YOUR INSTRUCTIONS
Among the entries below, how many lines include "type"? Answer with the number only.
....
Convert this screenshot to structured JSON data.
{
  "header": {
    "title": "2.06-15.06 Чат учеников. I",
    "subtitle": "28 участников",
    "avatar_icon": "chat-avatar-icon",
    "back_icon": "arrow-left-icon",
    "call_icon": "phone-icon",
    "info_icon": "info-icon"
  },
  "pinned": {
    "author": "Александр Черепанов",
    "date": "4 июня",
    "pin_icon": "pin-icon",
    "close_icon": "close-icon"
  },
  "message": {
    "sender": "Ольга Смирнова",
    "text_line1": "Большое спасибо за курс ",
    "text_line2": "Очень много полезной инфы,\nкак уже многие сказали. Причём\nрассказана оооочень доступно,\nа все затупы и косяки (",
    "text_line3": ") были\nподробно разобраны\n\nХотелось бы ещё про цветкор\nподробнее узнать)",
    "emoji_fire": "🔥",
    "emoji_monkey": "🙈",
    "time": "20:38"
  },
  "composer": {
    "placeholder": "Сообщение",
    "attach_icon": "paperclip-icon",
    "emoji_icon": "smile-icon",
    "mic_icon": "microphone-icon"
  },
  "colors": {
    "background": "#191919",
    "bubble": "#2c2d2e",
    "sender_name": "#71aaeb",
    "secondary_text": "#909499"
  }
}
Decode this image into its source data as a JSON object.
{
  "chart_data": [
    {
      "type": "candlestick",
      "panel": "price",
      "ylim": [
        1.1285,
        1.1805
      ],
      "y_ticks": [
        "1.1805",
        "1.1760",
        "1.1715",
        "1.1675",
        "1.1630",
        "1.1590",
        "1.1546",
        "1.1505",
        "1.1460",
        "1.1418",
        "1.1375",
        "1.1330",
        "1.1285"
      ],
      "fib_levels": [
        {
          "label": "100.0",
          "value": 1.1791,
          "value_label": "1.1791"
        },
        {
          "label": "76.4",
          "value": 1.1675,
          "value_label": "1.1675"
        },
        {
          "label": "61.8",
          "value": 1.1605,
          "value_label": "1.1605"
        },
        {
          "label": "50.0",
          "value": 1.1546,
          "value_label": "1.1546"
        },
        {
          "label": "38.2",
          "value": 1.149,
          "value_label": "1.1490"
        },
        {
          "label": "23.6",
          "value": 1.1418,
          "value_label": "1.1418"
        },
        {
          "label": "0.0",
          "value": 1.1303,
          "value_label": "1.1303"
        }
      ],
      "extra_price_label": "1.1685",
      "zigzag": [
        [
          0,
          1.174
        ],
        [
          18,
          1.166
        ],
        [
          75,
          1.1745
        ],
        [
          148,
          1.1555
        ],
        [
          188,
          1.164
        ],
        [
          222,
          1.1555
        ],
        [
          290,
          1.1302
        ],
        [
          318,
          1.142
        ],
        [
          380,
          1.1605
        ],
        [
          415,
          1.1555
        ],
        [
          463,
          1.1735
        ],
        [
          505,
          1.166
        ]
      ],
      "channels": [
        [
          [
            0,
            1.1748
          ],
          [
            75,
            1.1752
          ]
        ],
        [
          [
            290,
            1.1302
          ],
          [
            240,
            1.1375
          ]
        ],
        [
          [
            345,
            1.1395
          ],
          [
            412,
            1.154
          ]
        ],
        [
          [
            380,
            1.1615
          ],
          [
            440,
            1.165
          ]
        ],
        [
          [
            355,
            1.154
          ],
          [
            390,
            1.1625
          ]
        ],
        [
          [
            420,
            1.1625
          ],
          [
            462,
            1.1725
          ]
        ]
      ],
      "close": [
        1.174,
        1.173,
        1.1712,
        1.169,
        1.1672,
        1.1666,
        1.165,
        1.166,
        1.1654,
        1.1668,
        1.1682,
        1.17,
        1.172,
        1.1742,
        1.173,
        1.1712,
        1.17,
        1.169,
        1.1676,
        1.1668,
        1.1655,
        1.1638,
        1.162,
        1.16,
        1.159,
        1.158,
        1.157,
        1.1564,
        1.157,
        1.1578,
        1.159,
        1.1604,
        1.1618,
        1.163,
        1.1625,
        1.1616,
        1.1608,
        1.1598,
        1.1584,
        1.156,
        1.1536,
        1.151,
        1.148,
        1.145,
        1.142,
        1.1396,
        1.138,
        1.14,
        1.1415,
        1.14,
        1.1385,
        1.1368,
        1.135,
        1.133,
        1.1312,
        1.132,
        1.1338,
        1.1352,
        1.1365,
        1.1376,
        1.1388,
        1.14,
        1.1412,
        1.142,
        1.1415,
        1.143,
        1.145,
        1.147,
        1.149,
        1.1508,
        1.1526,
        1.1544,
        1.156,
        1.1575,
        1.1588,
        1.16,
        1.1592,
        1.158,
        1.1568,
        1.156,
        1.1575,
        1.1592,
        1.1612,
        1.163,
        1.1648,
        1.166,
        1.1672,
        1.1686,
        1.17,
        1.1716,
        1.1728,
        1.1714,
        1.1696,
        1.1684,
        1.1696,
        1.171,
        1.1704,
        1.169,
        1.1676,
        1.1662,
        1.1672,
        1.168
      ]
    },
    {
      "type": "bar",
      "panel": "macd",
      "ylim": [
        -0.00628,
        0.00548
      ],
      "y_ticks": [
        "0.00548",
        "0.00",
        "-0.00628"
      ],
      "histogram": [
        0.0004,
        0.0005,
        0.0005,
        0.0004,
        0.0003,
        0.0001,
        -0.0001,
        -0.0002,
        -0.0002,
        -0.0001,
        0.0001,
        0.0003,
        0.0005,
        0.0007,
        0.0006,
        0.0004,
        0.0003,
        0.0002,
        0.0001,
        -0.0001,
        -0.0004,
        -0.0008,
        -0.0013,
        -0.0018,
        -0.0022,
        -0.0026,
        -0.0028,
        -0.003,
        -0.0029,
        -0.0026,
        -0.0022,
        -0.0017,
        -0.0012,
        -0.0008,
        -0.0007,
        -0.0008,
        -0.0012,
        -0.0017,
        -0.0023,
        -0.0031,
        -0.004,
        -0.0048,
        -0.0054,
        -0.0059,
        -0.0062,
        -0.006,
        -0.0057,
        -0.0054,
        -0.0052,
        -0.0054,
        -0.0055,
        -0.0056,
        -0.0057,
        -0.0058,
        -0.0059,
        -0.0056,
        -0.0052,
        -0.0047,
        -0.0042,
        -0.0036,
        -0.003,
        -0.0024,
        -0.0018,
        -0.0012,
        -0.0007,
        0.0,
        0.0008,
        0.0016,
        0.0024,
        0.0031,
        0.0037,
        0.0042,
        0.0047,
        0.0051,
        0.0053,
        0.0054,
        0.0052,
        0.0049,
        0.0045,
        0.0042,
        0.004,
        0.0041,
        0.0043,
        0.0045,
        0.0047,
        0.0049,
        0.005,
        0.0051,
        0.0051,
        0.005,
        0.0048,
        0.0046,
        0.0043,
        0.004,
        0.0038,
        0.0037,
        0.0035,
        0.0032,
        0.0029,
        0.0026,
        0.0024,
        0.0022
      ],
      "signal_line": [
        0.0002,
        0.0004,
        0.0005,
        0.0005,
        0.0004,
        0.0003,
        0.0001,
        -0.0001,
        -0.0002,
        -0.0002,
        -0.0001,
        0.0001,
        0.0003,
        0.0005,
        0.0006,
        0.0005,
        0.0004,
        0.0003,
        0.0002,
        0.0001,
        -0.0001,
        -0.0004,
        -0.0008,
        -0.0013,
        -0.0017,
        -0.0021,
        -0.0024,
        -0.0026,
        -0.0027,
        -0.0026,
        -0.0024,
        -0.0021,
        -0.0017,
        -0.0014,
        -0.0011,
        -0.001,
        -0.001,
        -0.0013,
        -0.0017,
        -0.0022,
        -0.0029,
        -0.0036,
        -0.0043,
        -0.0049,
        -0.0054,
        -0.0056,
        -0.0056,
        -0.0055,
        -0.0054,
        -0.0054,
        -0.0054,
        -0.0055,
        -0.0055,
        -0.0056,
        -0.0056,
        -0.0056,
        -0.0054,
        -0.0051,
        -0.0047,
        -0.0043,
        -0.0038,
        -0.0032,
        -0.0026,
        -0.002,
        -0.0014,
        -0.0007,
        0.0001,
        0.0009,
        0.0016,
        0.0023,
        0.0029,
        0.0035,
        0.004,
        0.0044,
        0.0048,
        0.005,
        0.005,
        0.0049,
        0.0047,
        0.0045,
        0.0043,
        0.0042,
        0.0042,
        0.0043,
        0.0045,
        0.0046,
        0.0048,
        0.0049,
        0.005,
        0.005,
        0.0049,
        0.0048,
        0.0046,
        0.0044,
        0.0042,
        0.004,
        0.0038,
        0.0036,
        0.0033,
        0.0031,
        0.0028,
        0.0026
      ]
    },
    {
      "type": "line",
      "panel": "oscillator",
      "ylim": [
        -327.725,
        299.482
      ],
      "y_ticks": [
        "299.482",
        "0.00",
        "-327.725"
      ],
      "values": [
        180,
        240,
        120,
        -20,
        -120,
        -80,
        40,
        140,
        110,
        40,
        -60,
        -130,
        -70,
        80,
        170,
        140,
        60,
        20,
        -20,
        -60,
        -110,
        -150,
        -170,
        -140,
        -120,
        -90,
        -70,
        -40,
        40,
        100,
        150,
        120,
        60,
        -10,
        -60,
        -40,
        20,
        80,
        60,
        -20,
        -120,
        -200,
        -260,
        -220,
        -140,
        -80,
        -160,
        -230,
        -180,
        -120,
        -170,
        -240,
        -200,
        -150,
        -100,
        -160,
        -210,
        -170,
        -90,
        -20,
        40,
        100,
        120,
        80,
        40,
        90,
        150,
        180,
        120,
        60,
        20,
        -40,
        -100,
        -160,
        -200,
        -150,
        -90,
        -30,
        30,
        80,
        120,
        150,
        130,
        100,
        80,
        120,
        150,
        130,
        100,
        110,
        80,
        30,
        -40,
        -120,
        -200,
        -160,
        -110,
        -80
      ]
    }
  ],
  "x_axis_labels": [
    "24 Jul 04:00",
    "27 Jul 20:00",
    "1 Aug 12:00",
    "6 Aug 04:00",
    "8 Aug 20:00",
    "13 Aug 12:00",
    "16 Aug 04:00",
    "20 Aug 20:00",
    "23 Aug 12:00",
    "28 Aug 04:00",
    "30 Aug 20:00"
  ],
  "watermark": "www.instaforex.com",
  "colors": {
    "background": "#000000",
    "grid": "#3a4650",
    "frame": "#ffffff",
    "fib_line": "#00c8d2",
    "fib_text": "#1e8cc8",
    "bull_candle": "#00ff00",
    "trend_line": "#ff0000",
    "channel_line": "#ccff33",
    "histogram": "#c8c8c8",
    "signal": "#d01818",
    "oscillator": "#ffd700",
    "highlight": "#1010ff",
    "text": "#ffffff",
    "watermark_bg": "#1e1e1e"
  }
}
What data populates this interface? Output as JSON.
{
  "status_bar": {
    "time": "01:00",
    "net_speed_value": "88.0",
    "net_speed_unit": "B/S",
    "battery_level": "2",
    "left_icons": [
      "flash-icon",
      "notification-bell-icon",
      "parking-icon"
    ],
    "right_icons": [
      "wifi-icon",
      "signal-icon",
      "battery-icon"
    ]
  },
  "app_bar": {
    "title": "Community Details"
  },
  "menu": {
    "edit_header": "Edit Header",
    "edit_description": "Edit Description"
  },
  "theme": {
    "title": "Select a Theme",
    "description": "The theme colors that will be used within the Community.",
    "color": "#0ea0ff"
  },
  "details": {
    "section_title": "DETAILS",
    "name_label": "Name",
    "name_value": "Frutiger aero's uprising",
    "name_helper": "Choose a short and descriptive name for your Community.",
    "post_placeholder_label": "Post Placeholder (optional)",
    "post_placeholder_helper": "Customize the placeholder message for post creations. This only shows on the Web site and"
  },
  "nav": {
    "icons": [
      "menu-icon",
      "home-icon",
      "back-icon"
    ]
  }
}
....
TASK RESPONSE
3